(Problem details):
Repeat all the data exactly, and where a record holds a picture, leave that picture out.

(Source data):

━━━━━━━━━━━━━━━━━━━━

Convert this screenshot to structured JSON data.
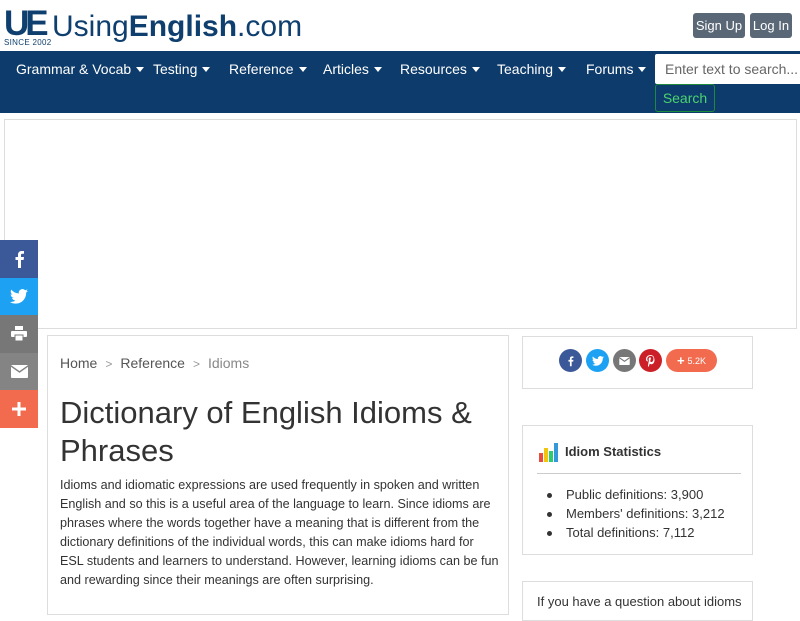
{
  "logo": {
    "mark": "UE",
    "since": "SINCE 2002",
    "name_prefix": "Using",
    "name_bold": "English",
    "name_suffix": ".com"
  },
  "auth": {
    "signup": "Sign Up",
    "login": "Log In"
  },
  "nav": {
    "items": [
      "Grammar & Vocab",
      "Testing",
      "Reference",
      "Articles",
      "Resources",
      "Teaching",
      "Forums"
    ],
    "search_placeholder": "Enter text to search...",
    "search_button": "Search"
  },
  "share_sidebar": [
    "facebook-icon",
    "twitter-icon",
    "print-icon",
    "email-icon",
    "plus-icon"
  ],
  "breadcrumb": {
    "home": "Home",
    "sep": ">",
    "reference": "Reference",
    "current": "Idioms"
  },
  "page": {
    "title": "Dictionary of English Idioms & Phrases",
    "intro": "Idioms and idiomatic expressions are used frequently in spoken and written English and so this is a useful area of the language to learn. Since idioms are phrases where the words together have a meaning that is different from the dictionary definitions of the individual words, this can make idioms hard for ESL students and learners to understand. However, learning idioms can be fun and rewarding since their meanings are often surprising."
  },
  "share_card": {
    "icons": [
      "facebook-icon",
      "twitter-icon",
      "email-icon",
      "pinterest-icon"
    ],
    "count": "5.2K"
  },
  "stats": {
    "title": "Idiom Statistics",
    "items": [
      {
        "label": "Public definitions:",
        "value": "3,900"
      },
      {
        "label": "Members' definitions:",
        "value": "3,212"
      },
      {
        "label": "Total definitions:",
        "value": "7,112"
      }
    ]
  },
  "question_card": {
    "text": "If you have a question about idioms"
  },
  "colors": {
    "brand_navy": "#0d3b6b",
    "facebook": "#3b5998",
    "twitter": "#1da1f2",
    "pinterest": "#cb2027",
    "share_plus": "#f26b4f",
    "search_green": "#4cd36f"
  }
}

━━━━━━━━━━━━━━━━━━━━

(Output):
Convert this screenshot to structured JSON data.
{
  "logo": {
    "mark": "UE",
    "since": "SINCE 2002",
    "name_prefix": "Using",
    "name_bold": "English",
    "name_suffix": ".com"
  },
  "auth": {
    "signup": "Sign Up",
    "login": "Log In"
  },
  "nav": {
    "items": [
      "Grammar & Vocab",
      "Testing",
      "Reference",
      "Articles",
      "Resources",
      "Teaching",
      "Forums"
    ],
    "search_placeholder": "Enter text to search...",
    "search_button": "Search"
  },
  "share_sidebar": [
    "facebook-icon",
    "twitter-icon",
    "print-icon",
    "email-icon",
    "plus-icon"
  ],
  "breadcrumb": {
    "home": "Home",
    "sep": ">",
    "reference": "Reference",
    "current": "Idioms"
  },
  "page": {
    "title": "Dictionary of English Idioms & Phrases",
    "intro": "Idioms and idiomatic expressions are used frequently in spoken and written English and so this is a useful area of the language to learn. Since idioms are phrases where the words together have a meaning that is different from the dictionary definitions of the individual words, this can make idioms hard for ESL students and learners to understand. However, learning idioms can be fun and rewarding since their meanings are often surprising."
  },
  "share_card": {
    "icons": [
      "facebook-icon",
      "twitter-icon",
      "email-icon",
      "pinterest-icon"
    ],
    "count": "5.2K"
  },
  "stats": {
    "title": "Idiom Statistics",
    "items": [
      {
        "label": "Public definitions:",
        "value": "3,900"
      },
      {
        "label": "Members' definitions:",
        "value": "3,212"
      },
      {
        "label": "Total definitions:",
        "value": "7,112"
      }
    ]
  },
  "question_card": {
    "text": "If you have a question about idioms"
  },
  "colors": {
    "brand_navy": "#0d3b6b",
    "facebook": "#3b5998",
    "twitter": "#1da1f2",
    "pinterest": "#cb2027",
    "share_plus": "#f26b4f",
    "search_green": "#4cd36f"
  }
}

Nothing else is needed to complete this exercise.